The ban on vehicles was lifted on Tuesday morning after pedestrians were allowed back on the streets on Monday afternoon.
Baghdad airport was also reopened on Tuesday after being closed for two days.
An interior ministry spokesman credited the round-the-clock restrictions with curbing violence after the announcement of the verdict on Sunday, despite street celebrations by Shias and demonstrations by Saddam supporters in his hometown of Tikrit.
There have been scattered celebrations on Monday in Shia-dominated parts of the country which are not covered by the curfew.
In Hilla, 95km south of Baghdad, about 500 people marched in the streets carrying placards and shouting slogans denouncing the former president.
"Yes, yes for the verdict, which we have long been waiting for," chanted the crowd, largely made up of students and government workers.
In the mainly Sunni city of Baquba, about 250 pro-Saddam demonstrators took to the streets. They were dispersed by Iraqi soldiers for breaking the curfew in the province.
Another 400 protesters marched through Samarra denouncing the verdict.
The curfew was temporarily lifted in Tikrit to allow residents to shop and run errands.
Angry crowds had gathered in the city on Sunday, holding aloft Saddam portraits, firing guns and chanting slogans pledging to avenge his execution.

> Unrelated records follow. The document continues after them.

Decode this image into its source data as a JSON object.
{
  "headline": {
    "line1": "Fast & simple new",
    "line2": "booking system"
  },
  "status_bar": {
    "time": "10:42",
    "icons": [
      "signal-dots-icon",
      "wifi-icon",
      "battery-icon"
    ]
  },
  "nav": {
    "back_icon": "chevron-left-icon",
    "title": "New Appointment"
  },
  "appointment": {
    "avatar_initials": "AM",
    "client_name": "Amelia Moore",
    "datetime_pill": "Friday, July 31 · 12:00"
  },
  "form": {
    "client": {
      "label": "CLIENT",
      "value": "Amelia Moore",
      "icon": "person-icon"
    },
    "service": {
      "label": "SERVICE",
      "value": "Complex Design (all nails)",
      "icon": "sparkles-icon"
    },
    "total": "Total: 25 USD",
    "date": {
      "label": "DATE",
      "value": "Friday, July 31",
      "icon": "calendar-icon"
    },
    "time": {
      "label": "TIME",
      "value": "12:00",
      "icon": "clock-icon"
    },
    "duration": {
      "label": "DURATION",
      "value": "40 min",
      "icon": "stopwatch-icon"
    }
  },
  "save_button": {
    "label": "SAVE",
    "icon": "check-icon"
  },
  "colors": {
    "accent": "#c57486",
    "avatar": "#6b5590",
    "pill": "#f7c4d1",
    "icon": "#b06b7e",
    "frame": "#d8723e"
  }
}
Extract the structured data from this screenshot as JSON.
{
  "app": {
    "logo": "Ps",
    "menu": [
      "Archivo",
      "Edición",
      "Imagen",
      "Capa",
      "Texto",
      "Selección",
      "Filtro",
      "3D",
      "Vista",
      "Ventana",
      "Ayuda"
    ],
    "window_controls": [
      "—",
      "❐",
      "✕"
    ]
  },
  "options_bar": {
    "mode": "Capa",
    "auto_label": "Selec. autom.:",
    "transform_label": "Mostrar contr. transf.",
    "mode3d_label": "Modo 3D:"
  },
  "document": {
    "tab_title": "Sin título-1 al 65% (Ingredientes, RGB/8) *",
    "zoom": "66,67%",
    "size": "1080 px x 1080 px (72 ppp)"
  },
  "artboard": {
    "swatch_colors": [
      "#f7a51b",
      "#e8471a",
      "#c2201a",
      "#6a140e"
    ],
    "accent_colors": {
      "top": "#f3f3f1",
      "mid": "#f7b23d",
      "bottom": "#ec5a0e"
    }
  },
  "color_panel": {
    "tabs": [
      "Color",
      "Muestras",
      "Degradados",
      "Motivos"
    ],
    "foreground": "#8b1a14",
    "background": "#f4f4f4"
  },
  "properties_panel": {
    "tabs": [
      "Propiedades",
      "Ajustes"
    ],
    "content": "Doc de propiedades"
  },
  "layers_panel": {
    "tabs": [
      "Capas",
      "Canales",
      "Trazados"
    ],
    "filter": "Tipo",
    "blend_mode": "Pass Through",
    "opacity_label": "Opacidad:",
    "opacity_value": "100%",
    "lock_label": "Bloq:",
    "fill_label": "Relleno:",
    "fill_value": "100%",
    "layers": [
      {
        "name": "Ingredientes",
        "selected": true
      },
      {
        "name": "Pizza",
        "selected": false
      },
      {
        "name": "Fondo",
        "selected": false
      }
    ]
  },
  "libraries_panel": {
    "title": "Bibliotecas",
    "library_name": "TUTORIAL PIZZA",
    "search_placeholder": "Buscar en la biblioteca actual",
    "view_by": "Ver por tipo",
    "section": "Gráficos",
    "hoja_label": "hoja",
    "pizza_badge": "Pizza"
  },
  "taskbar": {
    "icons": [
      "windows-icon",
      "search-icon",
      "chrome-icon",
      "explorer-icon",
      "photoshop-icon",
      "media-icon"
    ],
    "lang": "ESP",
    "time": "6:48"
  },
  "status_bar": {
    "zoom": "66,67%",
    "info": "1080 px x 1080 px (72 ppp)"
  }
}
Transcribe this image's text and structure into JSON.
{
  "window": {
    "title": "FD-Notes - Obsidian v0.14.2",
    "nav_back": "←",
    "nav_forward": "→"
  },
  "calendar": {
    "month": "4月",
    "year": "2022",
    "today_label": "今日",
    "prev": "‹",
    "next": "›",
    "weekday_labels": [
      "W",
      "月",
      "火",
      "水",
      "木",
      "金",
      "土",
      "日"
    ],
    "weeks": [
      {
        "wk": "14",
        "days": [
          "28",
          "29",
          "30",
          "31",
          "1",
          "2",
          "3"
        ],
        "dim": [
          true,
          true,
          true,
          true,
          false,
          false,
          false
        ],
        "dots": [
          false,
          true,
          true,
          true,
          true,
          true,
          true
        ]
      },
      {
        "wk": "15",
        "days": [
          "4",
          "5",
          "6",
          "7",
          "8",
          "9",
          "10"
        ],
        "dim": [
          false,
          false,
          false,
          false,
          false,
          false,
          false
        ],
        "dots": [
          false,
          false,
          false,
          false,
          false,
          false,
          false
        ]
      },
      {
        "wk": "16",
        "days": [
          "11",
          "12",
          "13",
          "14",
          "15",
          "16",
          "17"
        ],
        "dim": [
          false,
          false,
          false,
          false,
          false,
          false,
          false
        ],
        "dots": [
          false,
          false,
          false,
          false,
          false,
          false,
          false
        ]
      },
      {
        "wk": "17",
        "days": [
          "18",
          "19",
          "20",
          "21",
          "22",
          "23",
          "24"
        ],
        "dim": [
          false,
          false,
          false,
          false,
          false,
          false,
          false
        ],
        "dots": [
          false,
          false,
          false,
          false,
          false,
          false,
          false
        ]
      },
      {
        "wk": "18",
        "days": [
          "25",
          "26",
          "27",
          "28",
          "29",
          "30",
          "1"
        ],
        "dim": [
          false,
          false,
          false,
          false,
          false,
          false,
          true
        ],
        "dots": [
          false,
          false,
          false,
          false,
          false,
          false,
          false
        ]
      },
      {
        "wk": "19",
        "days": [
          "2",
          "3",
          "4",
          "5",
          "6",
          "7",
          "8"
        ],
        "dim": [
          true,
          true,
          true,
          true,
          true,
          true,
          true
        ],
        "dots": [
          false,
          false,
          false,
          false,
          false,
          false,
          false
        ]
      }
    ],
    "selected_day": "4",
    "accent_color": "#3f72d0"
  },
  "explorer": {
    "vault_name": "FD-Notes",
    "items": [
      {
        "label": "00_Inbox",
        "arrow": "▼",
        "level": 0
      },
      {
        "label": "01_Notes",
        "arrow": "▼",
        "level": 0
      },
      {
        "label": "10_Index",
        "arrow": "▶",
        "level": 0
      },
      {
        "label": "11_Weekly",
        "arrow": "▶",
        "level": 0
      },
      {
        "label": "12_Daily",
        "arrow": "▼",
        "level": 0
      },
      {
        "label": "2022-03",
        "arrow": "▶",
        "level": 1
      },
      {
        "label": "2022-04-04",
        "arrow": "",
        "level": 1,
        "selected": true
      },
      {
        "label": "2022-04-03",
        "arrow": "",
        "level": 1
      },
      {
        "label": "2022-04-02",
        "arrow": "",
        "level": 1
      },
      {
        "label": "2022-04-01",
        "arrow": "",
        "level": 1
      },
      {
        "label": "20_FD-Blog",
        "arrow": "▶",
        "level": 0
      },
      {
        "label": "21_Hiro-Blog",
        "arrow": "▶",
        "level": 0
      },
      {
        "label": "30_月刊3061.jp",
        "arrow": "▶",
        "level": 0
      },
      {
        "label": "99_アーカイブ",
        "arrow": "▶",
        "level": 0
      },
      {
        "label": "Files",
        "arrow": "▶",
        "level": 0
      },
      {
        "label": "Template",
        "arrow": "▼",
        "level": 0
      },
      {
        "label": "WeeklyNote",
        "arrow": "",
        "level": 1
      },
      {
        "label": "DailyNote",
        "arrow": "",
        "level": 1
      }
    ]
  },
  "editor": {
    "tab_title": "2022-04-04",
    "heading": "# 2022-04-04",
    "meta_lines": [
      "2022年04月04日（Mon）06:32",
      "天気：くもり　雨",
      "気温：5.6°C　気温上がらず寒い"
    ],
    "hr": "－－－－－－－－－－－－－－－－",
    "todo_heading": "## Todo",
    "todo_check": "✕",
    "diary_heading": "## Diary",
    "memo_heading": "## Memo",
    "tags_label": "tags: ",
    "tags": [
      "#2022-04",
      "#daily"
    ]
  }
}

Saddam was sentenced for "wilful killing", part of his indictment for crimes against humanity in ordering the death of 148 Shia residents of the town of Dujail after his 1982 assassination attempt.
Judges set Saddam Hussein's appeal - which is automatic under Iraqi law when the defendant has been sentenced to death - under way on Monday.
Angry pro-Saddam protests
were held in Tikrit on Sunday
Raed al-Juhi, the spokesman for the tribunal which tried the former president, said the court has 10 days to submit its ruling justifying Saddam's execution to an appeals committee.
The nine-judge panel will then invite input from the prosecution.
Defence lawyers have said they will also submit their arguments.
Twenty days after that, the case will be sealed and the panel will retire to consider its verdict. No date has been set for their final judgment, which is binding.
If the verdict is upheld, Saddam will be hanged within 30 days of its ruling.
Bassam Ridha, a senior adviser to the prime minister Nuri al-Maliki, said: "We strongly feel that every day he lives is not good for the Iraqi people. We need to put an end to him, to this dictator.
"I hope this issue comes to an end quickly. Hopefully, in the next few months - before next summer - he will be dead," he said, adding that he was giving his personal view and not seeking to influence the verdict.
Barzan al-Tikriti, Saddam's half-brother and former intelligence chief, was also sentenced to die, as was Awad Ahmed al-Bandar, chairman of the so-called Revolutionary Court that ordered the Dujail executions.